FaCD Online Syndrome Fact Sheet

Last updated: 18 Apr 2008

Name: Steatocystoma Multiplex

Synonym: Multiple Sebaceous Cysts, incl.: Pachyonychia Congenita type II (Jackson-Sertoli type)

Mode of Inheritance: AD

OMIM number: 184500  


K17/KRT17, mapped to 17q12-q21

Tumor features

sebaceous cysts (malignant)

Non-tumor features

sebaceous cysts

Non-tumor features (possible)

dermoid cyst of the brain
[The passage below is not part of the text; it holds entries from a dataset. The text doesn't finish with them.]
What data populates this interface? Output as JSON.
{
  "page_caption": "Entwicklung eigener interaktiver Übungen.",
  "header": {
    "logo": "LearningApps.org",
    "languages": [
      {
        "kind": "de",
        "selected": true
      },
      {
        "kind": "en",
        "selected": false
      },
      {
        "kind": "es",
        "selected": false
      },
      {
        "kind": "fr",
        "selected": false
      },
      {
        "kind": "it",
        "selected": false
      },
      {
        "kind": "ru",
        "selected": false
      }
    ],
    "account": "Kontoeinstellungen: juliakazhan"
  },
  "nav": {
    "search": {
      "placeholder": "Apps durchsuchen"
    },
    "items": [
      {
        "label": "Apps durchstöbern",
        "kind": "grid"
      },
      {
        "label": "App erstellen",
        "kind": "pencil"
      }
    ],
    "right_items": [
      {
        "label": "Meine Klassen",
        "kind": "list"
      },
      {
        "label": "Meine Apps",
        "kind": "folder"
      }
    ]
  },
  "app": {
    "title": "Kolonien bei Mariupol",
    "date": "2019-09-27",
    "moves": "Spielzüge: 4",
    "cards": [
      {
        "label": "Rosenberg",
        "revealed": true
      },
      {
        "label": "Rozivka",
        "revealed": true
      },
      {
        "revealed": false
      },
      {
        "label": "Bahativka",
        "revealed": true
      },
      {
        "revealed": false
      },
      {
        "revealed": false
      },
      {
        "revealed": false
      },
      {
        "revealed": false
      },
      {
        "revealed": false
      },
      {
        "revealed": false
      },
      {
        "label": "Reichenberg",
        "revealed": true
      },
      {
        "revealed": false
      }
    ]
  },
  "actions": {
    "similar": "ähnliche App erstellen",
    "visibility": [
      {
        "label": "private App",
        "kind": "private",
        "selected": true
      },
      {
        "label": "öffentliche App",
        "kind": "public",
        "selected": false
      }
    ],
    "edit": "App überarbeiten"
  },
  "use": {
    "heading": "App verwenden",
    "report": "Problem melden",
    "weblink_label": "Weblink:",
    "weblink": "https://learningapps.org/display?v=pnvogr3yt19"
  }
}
Typically (many) hundreds of sebaceous cysts appear on the back, trunk, arms, scrotum and thighs.[1]. Malignant transformation has been reported by Harper and Davis[2]. Some families show signs of Pachyonychia Congenita (hypertrophic nail dysplasia and mild focal palmoplantar keratoderma) in addition to the multiple sebaceous cysts. This condition is referred to as Pachyonychia Congenita type 2 (Jackson-Sertoli type or Jackson-Lawler type). Nagayama et al.[3] reported a 46-year-old female with steatocystoma multiplex and a giant dermoid cyst in her brain.


[1] Van der Kley AM, Hulsmans RF, Vermeulen AH. [Eruptive vellus hair cysts and steatocytoma multiplex in a family]. Ann Dermatol Venereol 1990; 117(11):790-792.
[2] Harper PS, Davis JK. Steatocystoma multiplex (multiple sebaceous cysts) with familial incidence in the first case. Birth Defects Orig Artic Ser XII[8], 342. 1971.
[3] Nagayama M, Shinohara Y, Takeoka T, Haida M, Ikeda A, Yamamoto I, Sato O. Intracranial paramedian hourglass-shaped dermoid associated with hereditary steatocystoma multiplex. Eur Neurol 1992; 32(5):260-263.